▸ AIM OF THE TASK: Check every line of the following material for the word "here", then say how many have it, with no other words.

+++

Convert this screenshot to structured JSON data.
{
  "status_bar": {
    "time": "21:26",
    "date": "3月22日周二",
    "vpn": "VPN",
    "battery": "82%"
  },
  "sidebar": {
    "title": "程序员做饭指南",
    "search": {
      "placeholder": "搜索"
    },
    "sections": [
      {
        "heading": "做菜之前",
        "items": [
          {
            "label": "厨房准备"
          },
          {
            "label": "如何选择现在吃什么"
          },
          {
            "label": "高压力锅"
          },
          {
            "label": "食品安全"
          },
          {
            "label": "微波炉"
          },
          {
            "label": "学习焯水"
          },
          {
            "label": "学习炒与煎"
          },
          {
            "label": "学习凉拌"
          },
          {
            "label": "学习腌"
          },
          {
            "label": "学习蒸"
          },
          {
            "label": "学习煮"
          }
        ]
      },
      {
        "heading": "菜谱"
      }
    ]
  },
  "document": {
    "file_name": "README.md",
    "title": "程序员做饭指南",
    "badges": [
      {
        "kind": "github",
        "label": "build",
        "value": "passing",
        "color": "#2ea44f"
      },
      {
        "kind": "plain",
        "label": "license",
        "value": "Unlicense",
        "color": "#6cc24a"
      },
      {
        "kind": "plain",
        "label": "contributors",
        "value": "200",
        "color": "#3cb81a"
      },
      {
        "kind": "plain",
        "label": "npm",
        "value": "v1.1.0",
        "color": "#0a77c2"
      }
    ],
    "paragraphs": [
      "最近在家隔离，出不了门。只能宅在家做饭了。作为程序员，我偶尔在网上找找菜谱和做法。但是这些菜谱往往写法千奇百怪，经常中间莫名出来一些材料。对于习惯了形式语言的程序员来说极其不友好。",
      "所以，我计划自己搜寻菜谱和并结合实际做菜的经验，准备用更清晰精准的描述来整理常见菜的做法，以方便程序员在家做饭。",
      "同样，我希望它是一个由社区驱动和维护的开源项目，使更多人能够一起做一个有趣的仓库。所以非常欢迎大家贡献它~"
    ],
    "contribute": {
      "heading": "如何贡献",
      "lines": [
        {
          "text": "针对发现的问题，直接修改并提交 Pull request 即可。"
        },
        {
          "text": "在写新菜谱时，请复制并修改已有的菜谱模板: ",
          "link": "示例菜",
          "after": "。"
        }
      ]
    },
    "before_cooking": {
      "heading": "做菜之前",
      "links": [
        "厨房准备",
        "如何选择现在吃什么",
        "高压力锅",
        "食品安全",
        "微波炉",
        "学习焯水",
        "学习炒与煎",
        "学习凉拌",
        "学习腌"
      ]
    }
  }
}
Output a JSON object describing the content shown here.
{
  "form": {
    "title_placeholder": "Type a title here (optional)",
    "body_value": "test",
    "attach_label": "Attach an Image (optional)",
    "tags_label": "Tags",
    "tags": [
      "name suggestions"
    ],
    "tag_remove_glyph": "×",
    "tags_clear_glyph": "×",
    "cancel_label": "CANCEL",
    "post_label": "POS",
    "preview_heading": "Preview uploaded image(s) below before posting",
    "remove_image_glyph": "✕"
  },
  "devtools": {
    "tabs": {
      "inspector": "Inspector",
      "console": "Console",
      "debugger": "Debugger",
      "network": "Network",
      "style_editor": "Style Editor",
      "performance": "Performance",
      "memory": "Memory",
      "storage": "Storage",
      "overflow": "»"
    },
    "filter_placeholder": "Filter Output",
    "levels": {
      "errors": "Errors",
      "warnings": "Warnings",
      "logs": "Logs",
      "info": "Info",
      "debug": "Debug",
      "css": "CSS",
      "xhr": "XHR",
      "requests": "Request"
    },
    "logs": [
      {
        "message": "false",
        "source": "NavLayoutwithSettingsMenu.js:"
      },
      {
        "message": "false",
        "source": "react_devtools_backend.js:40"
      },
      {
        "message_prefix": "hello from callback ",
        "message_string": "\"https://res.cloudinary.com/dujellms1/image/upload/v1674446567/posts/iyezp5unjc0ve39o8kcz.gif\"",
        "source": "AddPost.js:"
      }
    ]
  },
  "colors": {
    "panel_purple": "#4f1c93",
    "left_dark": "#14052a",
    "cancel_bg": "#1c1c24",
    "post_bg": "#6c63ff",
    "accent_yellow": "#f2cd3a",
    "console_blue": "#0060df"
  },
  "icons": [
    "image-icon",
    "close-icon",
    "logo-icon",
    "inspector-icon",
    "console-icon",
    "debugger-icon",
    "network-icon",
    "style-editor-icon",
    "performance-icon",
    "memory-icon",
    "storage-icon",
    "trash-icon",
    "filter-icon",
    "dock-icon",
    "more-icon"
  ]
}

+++

▸ OUTPUT FOR THIS EXERCISE: 2